A good optimization example is a technique named constant folding, which causes operations applied to constant values to be evaluated at compile time. A related technique is constant propagation. If the compiler learns that a variable has a constant value at least during certain parts of program execution, it forwards this information through the program, often enabling further applications of constant folding and constant propagation.
Be aware, however, that many optimization techniques suffer from side effects. Depending on the context, the effect of an “optimization” may turn into the opposite and make things worse.
Several optimization techniques involve trade-offs between conflicting goals. For example, a technique called common subexpression elimination prevents code from doing redundant calculations of the same expression that repeatedly occurs at several places in a program. The value needs to be saved somewhere and either occupies a register that’s no longer available for other purposes or requires an additional memory access.
You also can fine-tune application performance with loop unrolling. Imagine the program has a counting loop. Counting occurs using some variable, say i, which is incremented after every iteration and tested to determine whether you need another iteration. The loop body somehow reads the value of i. Unrolling such a loop means replacing the loop by several instances of the loop body so there’s one instance for every loop iteration. In the duplicated loop bodies, all references to variable i are replaced by the value that i would have during that particular iteration. Basically, there are three sources for possible performance improvements:
• The overhead of incrementing and testing variable i is removed.
• The register needed to hold i is now free.
• In the loop body instances, the references to a variable are replaced by constant values that may enable constant folding and constant propagation.
On the other hand, the code gets larger. Instead of just one instance of the loop body, we now have many. Depending on the machine’s cache structure and cache load situation, this increased code size may hamper performance. Longer code also may require using less efficient branch instructions. A trade-off might be partial unrolling where a certain number of iterations are retained and only some are avoided by duplicating the loop body, saving at least some iterations while limiting code enlargement. Unfortunately, this technique may suffer from more complex loop exit conditions.
The GCC manual states that loop unrolling “may or may not make code run faster.” In fact, we observed both cases: a significant decrease of run-time for some programs and an increase of run-time in other cases. The compiler provides several switches and numeric parameters for fine-tuning and applying loop unrolling.

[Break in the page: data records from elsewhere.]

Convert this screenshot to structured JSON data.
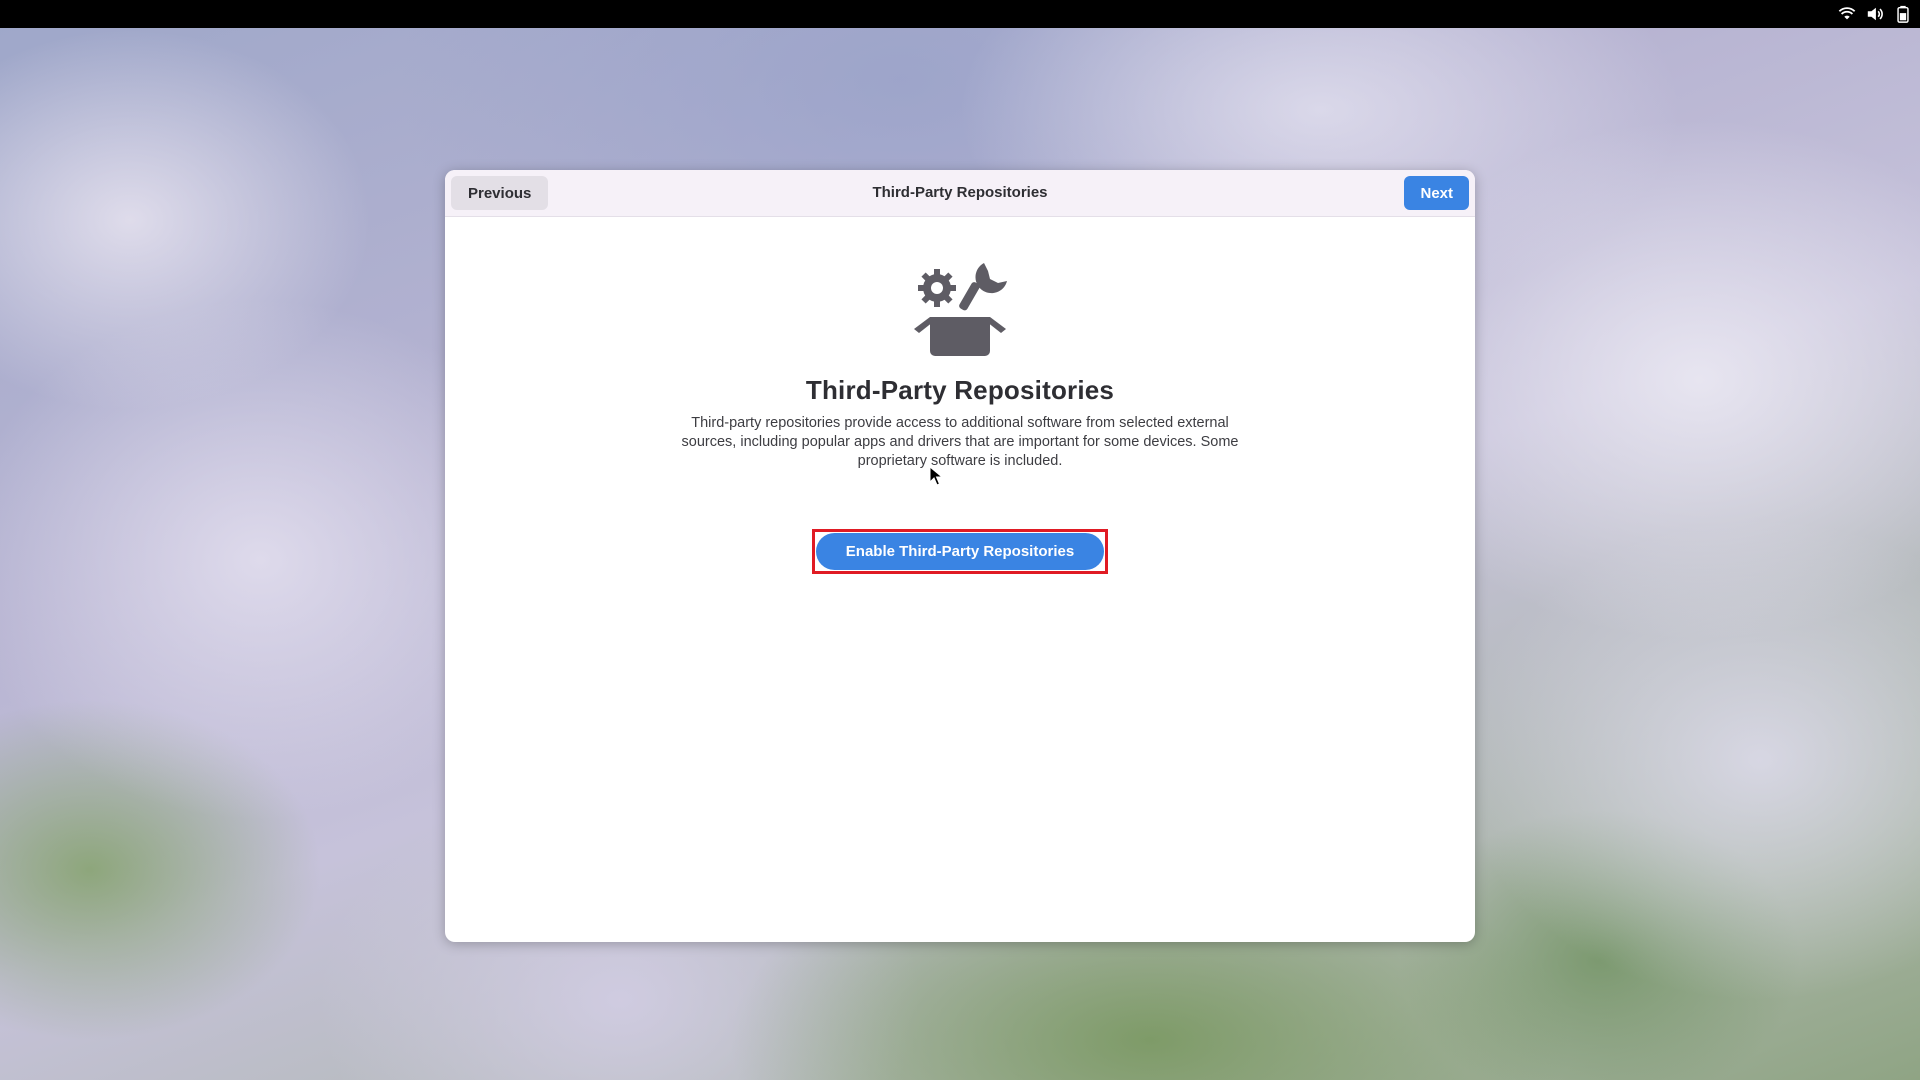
{
  "desktop": {
    "wallpaper": "clouds-wallpaper",
    "tray_icons": [
      "wifi-icon",
      "volume-icon",
      "battery-icon"
    ]
  },
  "dialog": {
    "header": {
      "previous_label": "Previous",
      "title": "Third-Party Repositories",
      "next_label": "Next"
    },
    "hero_icon": "software-tools-box-icon",
    "page_title": "Third-Party Repositories",
    "description": "Third-party repositories provide access to additional software from selected external sources, including popular apps and drivers that are important for some devices. Some proprietary software is included.",
    "enable_button_label": "Enable Third-Party Repositories"
  },
  "colors": {
    "accent": "#3a84e3",
    "highlight_box": "#e01b24",
    "topbar": "#000000",
    "icon_gray": "#5e5c64"
  }
}
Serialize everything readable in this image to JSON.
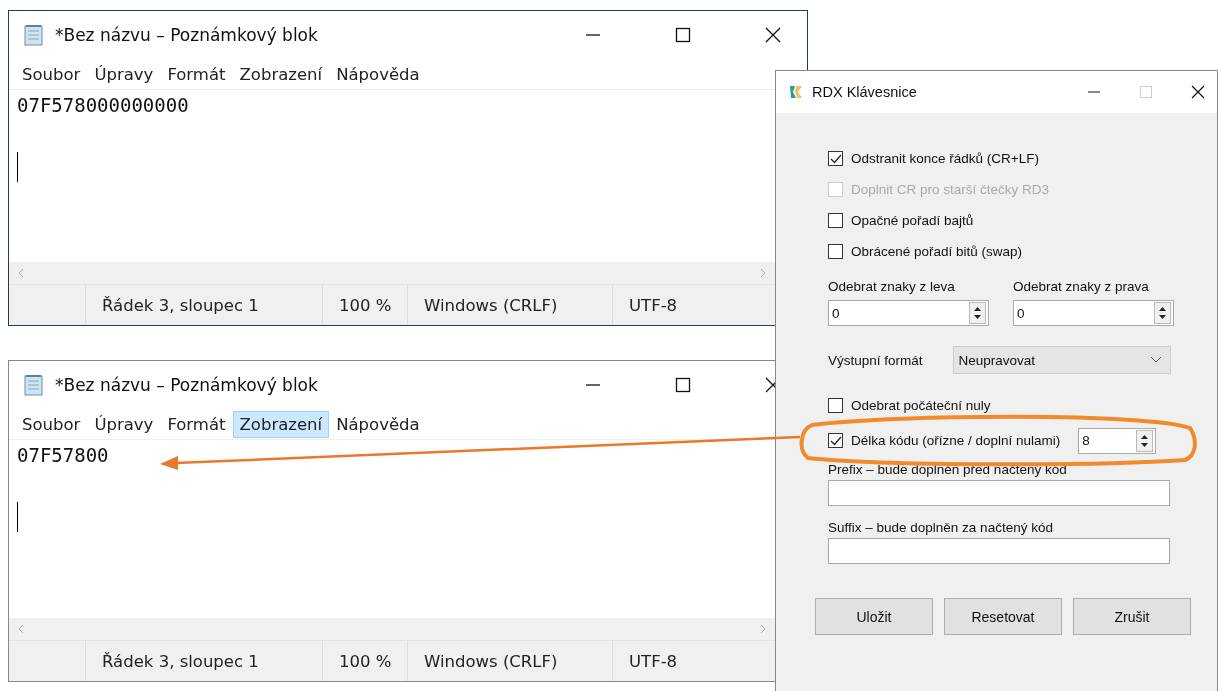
{
  "windows": [
    {
      "title": "*Bez názvu – Poznámkový blok",
      "menu": [
        {
          "label": "Soubor",
          "selected": false
        },
        {
          "label": "Úpravy",
          "selected": false
        },
        {
          "label": "Formát",
          "selected": false
        },
        {
          "label": "Zobrazení",
          "selected": false
        },
        {
          "label": "Nápověda",
          "selected": false
        }
      ],
      "content": "07F578000000000",
      "status_bar": [
        "Řádek 3, sloupec 1",
        "100 %",
        "Windows (CRLF)",
        "UTF-8"
      ]
    },
    {
      "title": "*Bez názvu – Poznámkový blok",
      "menu": [
        {
          "label": "Soubor",
          "selected": false
        },
        {
          "label": "Úpravy",
          "selected": false
        },
        {
          "label": "Formát",
          "selected": false
        },
        {
          "label": "Zobrazení",
          "selected": true
        },
        {
          "label": "Nápověda",
          "selected": false
        }
      ],
      "content": "07F57800",
      "status_bar": [
        "Řádek 3, sloupec 1",
        "100 %",
        "Windows (CRLF)",
        "UTF-8"
      ]
    }
  ],
  "dialog": {
    "title": "RDX Klávesnice",
    "options": [
      {
        "label": "Odstranit konce řádků (CR+LF)",
        "checked": true,
        "disabled": false
      },
      {
        "label": "Doplnit CR pro starší čtečky RD3",
        "checked": false,
        "disabled": true
      },
      {
        "label": "Opačné pořadí bajtů",
        "checked": false,
        "disabled": false
      },
      {
        "label": "Obrácené pořadí bitů (swap)",
        "checked": false,
        "disabled": false
      }
    ],
    "trims": [
      {
        "label": "Odebrat znaky z leva",
        "value": "0"
      },
      {
        "label": "Odebrat znaky z prava",
        "value": "0"
      }
    ],
    "output_format": {
      "label": "Výstupní formát",
      "value": "Neupravovat"
    },
    "strip_zeros": {
      "label": "Odebrat počáteční nuly",
      "checked": false
    },
    "code_length": {
      "label": "Délka kódu (ořízne / doplní nulami)",
      "checked": true,
      "value": "8"
    },
    "text_fields": [
      {
        "label": "Prefix – bude doplněn před načtený kód"
      },
      {
        "label": "Suffix – bude doplněn za načtený kód"
      }
    ],
    "buttons": [
      "Uložit",
      "Resetovat",
      "Zrušit"
    ]
  }
}
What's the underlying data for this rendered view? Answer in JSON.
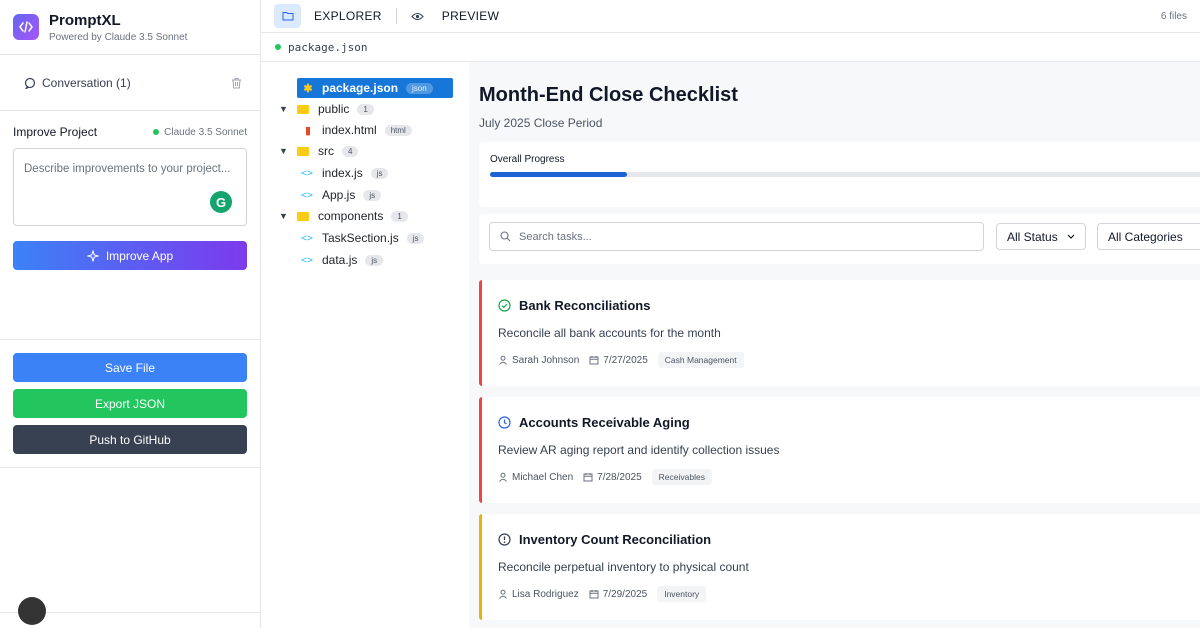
{
  "app": {
    "name": "PromptXL",
    "subtitle": "Powered by Claude 3.5 Sonnet"
  },
  "sidebar": {
    "conversation_label": "Conversation (1)",
    "improve_title": "Improve Project",
    "model_name": "Claude 3.5 Sonnet",
    "textarea_placeholder": "Describe improvements to your project...",
    "improve_button": "Improve App",
    "save_button": "Save File",
    "export_button": "Export JSON",
    "push_button": "Push to GitHub"
  },
  "topbar": {
    "explorer_tab": "EXPLORER",
    "preview_tab": "PREVIEW",
    "files_count": "6 files",
    "active_file": "package.json"
  },
  "tree": [
    {
      "name": "package.json",
      "badge": "json",
      "type": "file",
      "icon": "gear-icon",
      "selected": true
    },
    {
      "name": "public",
      "badge": "1",
      "type": "folder"
    },
    {
      "name": "index.html",
      "badge": "html",
      "type": "file",
      "icon": "html-file-icon"
    },
    {
      "name": "src",
      "badge": "4",
      "type": "folder"
    },
    {
      "name": "index.js",
      "badge": "js",
      "type": "file",
      "icon": "code-icon"
    },
    {
      "name": "App.js",
      "badge": "js",
      "type": "file",
      "icon": "code-icon"
    },
    {
      "name": "components",
      "badge": "1",
      "type": "folder"
    },
    {
      "name": "TaskSection.js",
      "badge": "js",
      "type": "file",
      "icon": "code-icon"
    },
    {
      "name": "data.js",
      "badge": "js",
      "type": "file",
      "icon": "code-icon"
    }
  ],
  "preview": {
    "title": "Month-End Close Checklist",
    "subtitle": "July 2025 Close Period",
    "progress_label": "Overall Progress",
    "progress_fraction": 0.19,
    "search_placeholder": "Search tasks...",
    "status_filter": "All Status",
    "category_filter": "All Categories",
    "tasks": [
      {
        "title": "Bank Reconciliations",
        "description": "Reconcile all bank accounts for the month",
        "assignee": "Sarah Johnson",
        "date": "7/27/2025",
        "category": "Cash Management",
        "status_icon": "check-circle-icon",
        "color": "#ef4444"
      },
      {
        "title": "Accounts Receivable Aging",
        "description": "Review AR aging report and identify collection issues",
        "assignee": "Michael Chen",
        "date": "7/28/2025",
        "category": "Receivables",
        "status_icon": "clock-icon",
        "color": "#ef4444"
      },
      {
        "title": "Inventory Count Reconciliation",
        "description": "Reconcile perpetual inventory to physical count",
        "assignee": "Lisa Rodriguez",
        "date": "7/29/2025",
        "category": "Inventory",
        "status_icon": "alert-circle-icon",
        "color": "#eab308"
      }
    ]
  },
  "colors": {
    "accent": "#1677d9",
    "save": "#3b82f6",
    "export": "#22c55e",
    "push": "#374151"
  }
}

Subprogram inlining is another optimization technique with similar trade-offs. Here, calls to a subprogram are replaced by the body of the subprogram and formal parameters are replaced by references to the actual parameters provided in the call. Primarily, the improvement is to avoid the overhead of performing the call, saving registers, and possibly passing parameter values via the stack. Also, the inserted function body may offer opportunities for specialized optimizations only possible for the respective set of parameters; in particular, if some of the parameters were constant values. On the negative side is the enlargement of the code and also possibly an increased register pressure.